Footnote: 6 On the record before us, it appears that the notice of hearing failed to specify the matters to be heard, as required by W.Va. Code § 29-5-1(a) and the applicable administrative rule. In the circumstances before us, we do not consider that omission critical because W.Va. Code § 16-5-C-12 expressly states the issue to be addressed at such a hearing. The better practice would be for the agency to state the issues to be addressed, in accord with statute and their own regulation. We note that, in other circumstances, the failure so to do may be jurisdictional.
Footnote: 7 Ohio Revised Code Annotated § 3722.0.
Footnote: 8 This rule reflects the purpose of the Legislature in authorizing the licensing of residential care homes as set forth in W.Va. Code § 16-5C-1, which states:
It is the policy of this State to encourage and promote the
development and utilization of resources to ensure the effective
care and treatment of persons who are convalescing or whose
physical or mental condition requires them to receive a degree
of nursing or related health care greater than that necessary for
well individuals, but not so acute as to require hospitalization.
Such care and treatment requires a living environment for such
persons which, to the extent practicable, will approximate a
normal home environment.

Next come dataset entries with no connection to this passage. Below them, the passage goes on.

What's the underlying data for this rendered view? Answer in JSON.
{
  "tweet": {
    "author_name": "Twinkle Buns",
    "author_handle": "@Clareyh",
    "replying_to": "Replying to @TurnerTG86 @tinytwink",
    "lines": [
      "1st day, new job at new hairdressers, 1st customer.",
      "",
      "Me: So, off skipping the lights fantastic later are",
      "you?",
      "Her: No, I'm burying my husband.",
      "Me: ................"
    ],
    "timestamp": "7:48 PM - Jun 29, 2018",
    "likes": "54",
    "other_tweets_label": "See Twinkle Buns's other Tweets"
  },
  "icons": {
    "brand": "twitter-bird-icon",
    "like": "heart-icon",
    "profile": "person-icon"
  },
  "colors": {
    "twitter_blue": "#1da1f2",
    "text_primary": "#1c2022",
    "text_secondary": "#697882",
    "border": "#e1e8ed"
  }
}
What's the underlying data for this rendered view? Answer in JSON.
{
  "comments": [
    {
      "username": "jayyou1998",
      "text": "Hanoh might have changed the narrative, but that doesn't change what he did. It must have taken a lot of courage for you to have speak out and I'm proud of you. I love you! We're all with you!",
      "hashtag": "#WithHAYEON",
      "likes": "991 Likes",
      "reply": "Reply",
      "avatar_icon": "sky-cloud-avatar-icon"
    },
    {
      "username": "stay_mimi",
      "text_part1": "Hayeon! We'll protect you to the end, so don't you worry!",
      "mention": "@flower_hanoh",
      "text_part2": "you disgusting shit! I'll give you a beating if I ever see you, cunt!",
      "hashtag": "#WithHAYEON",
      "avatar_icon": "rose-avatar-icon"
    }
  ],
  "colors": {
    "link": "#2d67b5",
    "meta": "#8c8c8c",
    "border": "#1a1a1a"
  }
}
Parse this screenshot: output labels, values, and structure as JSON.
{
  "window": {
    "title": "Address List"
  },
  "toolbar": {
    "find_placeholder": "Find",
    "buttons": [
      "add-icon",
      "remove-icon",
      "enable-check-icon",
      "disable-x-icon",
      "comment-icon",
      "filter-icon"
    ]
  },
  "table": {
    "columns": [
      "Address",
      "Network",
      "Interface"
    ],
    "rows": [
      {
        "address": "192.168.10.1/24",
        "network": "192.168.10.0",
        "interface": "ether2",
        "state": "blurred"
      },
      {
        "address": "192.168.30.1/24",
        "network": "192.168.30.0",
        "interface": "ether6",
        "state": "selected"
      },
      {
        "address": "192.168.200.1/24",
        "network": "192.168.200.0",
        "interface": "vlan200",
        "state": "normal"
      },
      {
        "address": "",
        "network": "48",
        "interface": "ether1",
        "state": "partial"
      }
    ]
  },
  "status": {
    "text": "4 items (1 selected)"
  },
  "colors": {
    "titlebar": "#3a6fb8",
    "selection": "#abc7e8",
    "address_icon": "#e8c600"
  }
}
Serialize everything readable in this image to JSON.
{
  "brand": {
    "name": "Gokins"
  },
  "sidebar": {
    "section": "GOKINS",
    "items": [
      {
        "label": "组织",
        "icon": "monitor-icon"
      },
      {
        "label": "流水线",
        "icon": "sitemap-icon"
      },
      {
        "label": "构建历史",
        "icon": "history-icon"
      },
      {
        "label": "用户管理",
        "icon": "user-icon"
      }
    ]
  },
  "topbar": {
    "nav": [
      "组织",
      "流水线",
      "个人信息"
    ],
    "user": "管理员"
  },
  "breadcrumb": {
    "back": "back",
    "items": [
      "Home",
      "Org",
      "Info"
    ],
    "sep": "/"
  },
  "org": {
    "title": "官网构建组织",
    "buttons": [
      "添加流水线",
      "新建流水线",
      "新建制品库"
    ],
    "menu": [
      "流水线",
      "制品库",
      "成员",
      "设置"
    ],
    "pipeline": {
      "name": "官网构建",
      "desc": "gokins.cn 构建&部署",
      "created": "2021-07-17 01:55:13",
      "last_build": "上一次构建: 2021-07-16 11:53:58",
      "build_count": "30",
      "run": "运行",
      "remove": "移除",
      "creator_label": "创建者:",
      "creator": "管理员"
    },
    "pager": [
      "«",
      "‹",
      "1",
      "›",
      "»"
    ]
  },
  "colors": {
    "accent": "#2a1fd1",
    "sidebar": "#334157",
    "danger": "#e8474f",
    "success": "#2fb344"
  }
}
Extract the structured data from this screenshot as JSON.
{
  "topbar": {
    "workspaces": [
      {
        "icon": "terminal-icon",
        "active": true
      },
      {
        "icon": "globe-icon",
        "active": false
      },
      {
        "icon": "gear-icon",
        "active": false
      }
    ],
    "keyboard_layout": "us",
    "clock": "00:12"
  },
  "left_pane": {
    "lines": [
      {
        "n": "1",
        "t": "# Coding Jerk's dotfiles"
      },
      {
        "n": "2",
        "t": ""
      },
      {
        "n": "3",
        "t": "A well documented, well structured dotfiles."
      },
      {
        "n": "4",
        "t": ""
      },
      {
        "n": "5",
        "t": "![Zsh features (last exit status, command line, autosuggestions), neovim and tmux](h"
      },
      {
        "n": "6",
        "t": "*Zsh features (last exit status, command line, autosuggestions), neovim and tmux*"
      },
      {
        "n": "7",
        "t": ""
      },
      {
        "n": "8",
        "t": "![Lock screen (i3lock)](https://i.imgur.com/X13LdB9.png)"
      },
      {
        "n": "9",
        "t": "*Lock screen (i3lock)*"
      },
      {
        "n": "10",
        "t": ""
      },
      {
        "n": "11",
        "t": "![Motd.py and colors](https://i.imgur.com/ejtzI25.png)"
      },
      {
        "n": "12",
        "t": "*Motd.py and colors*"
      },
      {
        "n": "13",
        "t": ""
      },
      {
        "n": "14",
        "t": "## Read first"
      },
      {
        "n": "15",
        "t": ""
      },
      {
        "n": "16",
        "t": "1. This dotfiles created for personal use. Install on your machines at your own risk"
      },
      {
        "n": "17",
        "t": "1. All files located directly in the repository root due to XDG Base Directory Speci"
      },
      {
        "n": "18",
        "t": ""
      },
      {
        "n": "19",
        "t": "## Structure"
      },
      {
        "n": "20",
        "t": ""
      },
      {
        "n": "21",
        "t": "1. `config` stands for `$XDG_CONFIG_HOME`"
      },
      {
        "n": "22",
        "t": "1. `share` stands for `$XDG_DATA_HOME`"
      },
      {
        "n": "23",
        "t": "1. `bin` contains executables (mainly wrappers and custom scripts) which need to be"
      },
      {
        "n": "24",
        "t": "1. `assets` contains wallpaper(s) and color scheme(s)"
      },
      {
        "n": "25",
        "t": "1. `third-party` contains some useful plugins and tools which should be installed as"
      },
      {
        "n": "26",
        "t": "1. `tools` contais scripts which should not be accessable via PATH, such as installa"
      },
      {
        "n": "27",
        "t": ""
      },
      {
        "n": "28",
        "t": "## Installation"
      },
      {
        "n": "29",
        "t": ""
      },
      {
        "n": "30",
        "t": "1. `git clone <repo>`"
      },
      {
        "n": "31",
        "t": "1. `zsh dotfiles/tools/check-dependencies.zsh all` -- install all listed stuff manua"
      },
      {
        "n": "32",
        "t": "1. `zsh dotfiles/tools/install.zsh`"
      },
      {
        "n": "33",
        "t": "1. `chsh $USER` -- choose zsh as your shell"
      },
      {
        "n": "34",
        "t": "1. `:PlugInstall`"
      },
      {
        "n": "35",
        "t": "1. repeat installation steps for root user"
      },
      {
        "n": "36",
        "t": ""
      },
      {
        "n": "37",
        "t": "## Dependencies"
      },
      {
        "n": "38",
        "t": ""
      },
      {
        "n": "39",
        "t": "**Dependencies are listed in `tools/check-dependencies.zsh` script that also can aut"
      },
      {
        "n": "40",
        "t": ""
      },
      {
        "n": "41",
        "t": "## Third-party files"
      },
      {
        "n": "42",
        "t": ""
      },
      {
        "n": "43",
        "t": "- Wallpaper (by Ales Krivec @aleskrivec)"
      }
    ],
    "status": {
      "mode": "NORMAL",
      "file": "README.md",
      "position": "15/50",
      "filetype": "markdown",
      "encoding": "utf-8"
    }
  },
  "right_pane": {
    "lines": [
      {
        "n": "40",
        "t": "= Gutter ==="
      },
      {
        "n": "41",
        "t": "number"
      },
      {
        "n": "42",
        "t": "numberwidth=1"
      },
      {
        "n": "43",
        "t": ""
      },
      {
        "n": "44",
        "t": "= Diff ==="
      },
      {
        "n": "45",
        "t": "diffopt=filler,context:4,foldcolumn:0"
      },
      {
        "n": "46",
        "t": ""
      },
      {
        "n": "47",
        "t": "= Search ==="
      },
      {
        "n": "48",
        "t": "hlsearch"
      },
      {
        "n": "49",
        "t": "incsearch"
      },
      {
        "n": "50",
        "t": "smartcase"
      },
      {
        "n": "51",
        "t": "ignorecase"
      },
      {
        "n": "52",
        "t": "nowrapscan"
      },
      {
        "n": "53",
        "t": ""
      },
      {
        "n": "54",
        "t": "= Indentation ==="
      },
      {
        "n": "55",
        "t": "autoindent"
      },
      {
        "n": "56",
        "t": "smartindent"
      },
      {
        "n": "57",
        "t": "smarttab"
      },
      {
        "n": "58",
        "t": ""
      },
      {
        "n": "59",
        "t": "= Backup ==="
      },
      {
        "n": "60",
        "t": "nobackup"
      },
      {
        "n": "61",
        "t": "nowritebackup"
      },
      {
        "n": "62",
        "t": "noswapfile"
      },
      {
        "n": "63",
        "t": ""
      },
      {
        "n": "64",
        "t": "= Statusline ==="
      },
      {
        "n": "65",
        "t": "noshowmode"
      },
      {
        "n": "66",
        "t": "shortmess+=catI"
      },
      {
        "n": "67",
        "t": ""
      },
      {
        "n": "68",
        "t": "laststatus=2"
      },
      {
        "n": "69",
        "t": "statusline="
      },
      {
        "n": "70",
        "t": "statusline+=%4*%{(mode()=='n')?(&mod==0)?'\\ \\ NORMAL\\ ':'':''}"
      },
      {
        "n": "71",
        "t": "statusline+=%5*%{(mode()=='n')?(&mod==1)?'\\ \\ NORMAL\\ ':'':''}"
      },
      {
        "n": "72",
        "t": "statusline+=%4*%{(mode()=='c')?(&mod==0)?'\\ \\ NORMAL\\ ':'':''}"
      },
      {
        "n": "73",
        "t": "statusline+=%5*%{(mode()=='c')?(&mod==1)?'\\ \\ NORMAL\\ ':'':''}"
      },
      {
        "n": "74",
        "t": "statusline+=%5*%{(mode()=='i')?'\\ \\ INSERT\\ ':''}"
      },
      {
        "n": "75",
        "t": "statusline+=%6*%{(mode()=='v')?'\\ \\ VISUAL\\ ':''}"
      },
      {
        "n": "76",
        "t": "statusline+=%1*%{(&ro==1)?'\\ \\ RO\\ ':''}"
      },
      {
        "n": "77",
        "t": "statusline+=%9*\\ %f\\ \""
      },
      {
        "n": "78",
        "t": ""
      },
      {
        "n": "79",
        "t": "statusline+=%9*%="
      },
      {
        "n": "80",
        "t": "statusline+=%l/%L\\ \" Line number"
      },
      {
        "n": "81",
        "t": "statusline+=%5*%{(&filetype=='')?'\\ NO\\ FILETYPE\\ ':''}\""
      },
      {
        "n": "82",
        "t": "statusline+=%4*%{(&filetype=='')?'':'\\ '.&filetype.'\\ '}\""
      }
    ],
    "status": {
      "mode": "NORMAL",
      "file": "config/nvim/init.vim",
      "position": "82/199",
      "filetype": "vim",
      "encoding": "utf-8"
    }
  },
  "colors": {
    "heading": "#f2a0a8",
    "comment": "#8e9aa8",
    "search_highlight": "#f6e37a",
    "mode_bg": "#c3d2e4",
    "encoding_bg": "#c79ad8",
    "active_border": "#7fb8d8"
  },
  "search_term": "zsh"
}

To this end, the guiding principle
for administration of the laws of the State is that such persons
shall be encouraged and assisted in securing necessary care and
treatment in noninstitutional surroundings. In recognition that
for many such persons effective care and treatment can only be
secured from proprietary, voluntary and governmental nursing
homes or personal care homes it is the policy of this State to
encourage, promote and require the maintenance of institutions
other than hospitals offering nursing or related health care or
personal care so as to ensure protection of the rights and dignity of those using the services of such facilities.
The provisions of this article are hereby declared to be remedial and shall be liberally construed to effectuate its purposes and intents.